UCW cites other “absurdly favorable” terms in the JLL contract. For example, the state assumes the cost of sales tax on any goods and services provided by or procured by JLL. The contract can also be expanded to cover county or municipal government, including K-12 schools, and can be rewritten at any time if expenses exceed the approved budget, according to UCW.
The state asserts that savings would arise from economies of scale, like bulk purchasing for supplies and materials and by removing the need for sub-contractors. “If more sign up you’re spreading fixed costs more, bringing costs down,” said state spokeswoman Martin.
Critics argue the state has put their thumb on the scale to encourage sign-on, particularly at college campuses, which comprise close to two-thirds of all state facilities. Under legislation passed last year, Governor Haslam created new governing boards for four-year colleges like the University of Memphis, East Tennessee State, and Middle Tennessee State. Haslam “appointed every single person on the board,” said Walker, the union spokesman.
Separately, Haslam has put pressure on colleges to justify their budgets, while cutting state support to the university system by hundreds of millions of dollars.

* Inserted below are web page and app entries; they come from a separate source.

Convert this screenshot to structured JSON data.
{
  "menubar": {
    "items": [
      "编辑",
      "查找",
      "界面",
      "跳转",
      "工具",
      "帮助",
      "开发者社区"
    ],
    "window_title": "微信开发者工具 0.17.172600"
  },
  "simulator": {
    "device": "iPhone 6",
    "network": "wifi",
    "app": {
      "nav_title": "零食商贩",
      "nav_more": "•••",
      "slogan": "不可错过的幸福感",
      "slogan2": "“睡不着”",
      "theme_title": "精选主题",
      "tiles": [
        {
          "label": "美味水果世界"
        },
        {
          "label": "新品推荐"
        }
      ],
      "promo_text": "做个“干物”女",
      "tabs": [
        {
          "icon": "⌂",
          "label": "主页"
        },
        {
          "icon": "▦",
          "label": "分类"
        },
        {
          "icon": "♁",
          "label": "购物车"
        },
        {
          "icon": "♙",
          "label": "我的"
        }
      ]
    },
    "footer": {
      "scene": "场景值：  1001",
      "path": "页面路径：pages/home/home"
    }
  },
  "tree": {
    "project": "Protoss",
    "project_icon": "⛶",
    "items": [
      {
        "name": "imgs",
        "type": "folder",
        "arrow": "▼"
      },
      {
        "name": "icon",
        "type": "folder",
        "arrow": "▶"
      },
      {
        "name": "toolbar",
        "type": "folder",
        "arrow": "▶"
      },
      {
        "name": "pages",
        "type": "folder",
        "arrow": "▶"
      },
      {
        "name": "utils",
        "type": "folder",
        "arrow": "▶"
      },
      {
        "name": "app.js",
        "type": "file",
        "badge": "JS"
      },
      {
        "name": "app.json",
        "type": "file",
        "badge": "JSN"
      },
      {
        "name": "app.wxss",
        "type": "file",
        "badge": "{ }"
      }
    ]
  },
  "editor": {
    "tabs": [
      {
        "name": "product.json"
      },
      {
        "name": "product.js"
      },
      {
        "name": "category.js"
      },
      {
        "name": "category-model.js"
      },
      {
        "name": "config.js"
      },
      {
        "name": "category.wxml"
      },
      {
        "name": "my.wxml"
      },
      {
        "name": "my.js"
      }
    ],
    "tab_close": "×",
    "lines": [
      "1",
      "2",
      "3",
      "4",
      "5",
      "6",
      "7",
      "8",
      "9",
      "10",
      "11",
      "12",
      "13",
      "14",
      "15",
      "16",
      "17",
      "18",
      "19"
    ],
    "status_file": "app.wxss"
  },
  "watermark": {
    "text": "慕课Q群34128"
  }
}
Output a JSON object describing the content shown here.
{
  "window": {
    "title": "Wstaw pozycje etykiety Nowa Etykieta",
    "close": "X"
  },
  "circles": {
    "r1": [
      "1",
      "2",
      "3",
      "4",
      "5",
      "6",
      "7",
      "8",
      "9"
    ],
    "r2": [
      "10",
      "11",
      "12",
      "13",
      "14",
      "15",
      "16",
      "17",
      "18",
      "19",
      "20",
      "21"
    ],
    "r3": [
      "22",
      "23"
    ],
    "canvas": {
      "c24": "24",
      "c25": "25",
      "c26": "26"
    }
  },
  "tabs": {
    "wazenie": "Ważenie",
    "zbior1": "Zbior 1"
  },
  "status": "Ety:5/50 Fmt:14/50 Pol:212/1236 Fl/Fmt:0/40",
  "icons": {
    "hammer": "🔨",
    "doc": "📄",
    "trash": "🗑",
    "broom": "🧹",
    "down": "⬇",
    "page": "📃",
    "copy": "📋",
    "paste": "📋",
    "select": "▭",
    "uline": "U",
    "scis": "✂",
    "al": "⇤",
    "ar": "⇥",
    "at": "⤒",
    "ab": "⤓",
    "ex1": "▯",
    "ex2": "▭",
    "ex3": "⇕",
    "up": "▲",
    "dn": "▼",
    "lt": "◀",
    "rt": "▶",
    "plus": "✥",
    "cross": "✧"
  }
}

Terry Cowles, head of the Office of Customer Focused Government, reportedly told campus officials in March that they needed to decide whether to opt in to outsourcing by May 1, though the state later denied that.
University of Tennessee facilities managers have called Haslam’s plan a “disaster.” State workers have protested with banner drops and demonstrations, using the hashtag #TNisNOTforsale. Students and faculty appear to oppose the idea as well. A public comment period generated thousands of statements of opposition. “We don’t get complaints, we get compliments,” said Tom Anderson, the facilities worker at UT-Knoxville. “We have universal support from faculty and student groups.”
Even the heavily Republican state legislature has expressed concern about the lack of oversight of the JLL contract. Forty-two state lawmakers recently asked the Office of Customer Focused Government to halt the outsourcing until the legislature could study the implications. Seventeen elected officials called for an economic impact statement on areas affected, but have yet to receive a response from the state. Two bills to increase legislative oversight have been introduced, but the governor announced his opposition to them for “philosophical reasons.”
On a campus tour last week, Cowles got an earful from students about the lack of transparency and Haslam’s ties to JLL. “We’re trying to be as transparent as we can,” Cowles told students, while admitting that the state hasn’t spoken to any campus workers in particular about the contract.
But Cowles has been speaking to other states about adopting the outsourcing concept. “Last count, there’s about 15 of them that are really interested in seeing what’s transpiring here,” he told students. The National Association of State Chief Administrators, a non-profit association of state officials, is holding a May 3 symposium in Nashville on the Tennessee outsourcing plan. The state is providing speakers for the event, according to David Roberson of the Department of General Services.
One of the event sponsors is JLL.